Experts would call this traffic being “non-linear.” What they mean is that the relationship between cars and delay is not one-to-one. If you remove just 1 percent of commuters off the rush-hour road in especially high-traffic corridors, as some work has shown, you can reduce travel times by 18 percent. So when a few drivers stay home during, say, a Pope’s visit, a lot of others benefit.
Mito 8. Demoler una autopista urbana seria una pesadilla de trafico
This summer Toronto became the latest city to consider tearing down an urban expressway that cut through the center of town. Though city planners wanted to remove the highway, others (including the mayor) worried that removing it would result in a crippling amount of traffic. That mindset eventually won the day (though the fight isn’t over).
It’s true that not every urban interstate can be torn down without having a major short-term impact on traffic. But drivers adapt extremely quickly to changes to the road network—a phenomenon that experts refer to as “disappearing traffic.” Some people shift their routes, travel times, or modes when an existing road closes; others simply decide not to make a trip at all. As the authors of one study put it, “predictions of traffic problems are often unnecessarily alarmist.”
Mito 9. No hay consecuencias negativas de tener gasolina barata
It was hardly a painful year for Americans at the pump. Gas prices started 2015 incredibly low and they ended it even lower, with average fuel costs in the U.S.dipping below $2 this month. That’s great for middle-class bank accounts, but it’s bad for all the hidden social costs of driving, which have been estimated at some $3.3 trillion (with a “T”) a year. Of that total, at least $1 trillion represents time lost to congestion both at home and at work.
Mito 10. Los Conductores pagan el costo total del mantenimiento de calles
The point of the gas tax is to cover the cost of keeping American roads in a state of good repair. In its early days, back in the 1960s, this road user fee did handle the vast majority of maintenance expenses (though not all of them). But since that time its powers have steadily eroded, with Americans now paying some of the lowest gas taxes in the world.

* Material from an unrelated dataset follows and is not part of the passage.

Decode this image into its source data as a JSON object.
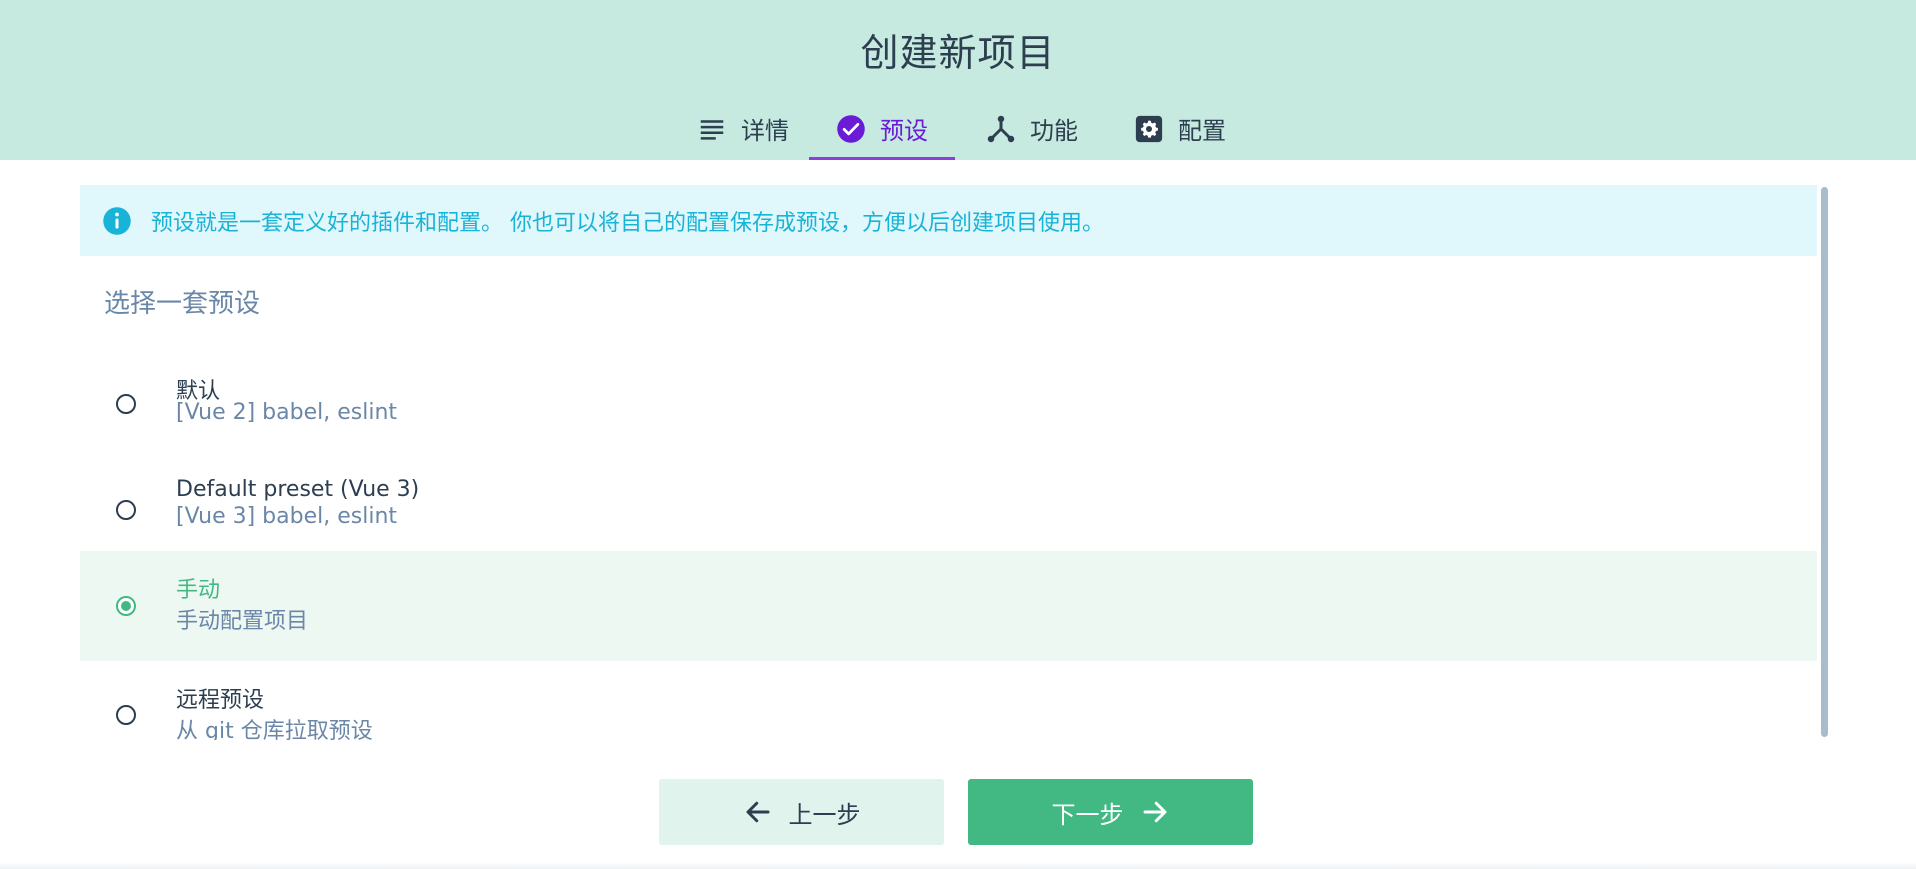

The federal highway bill passed in late 2015 made the situation even worse. Instead of raising the gas tax for the first time in more than 20 years, officials raided yet more money from other funding pots, further destroying the relationship between driving fees and road repair costs. The result is a significant infrastructure maintenance crisis with little end in sight.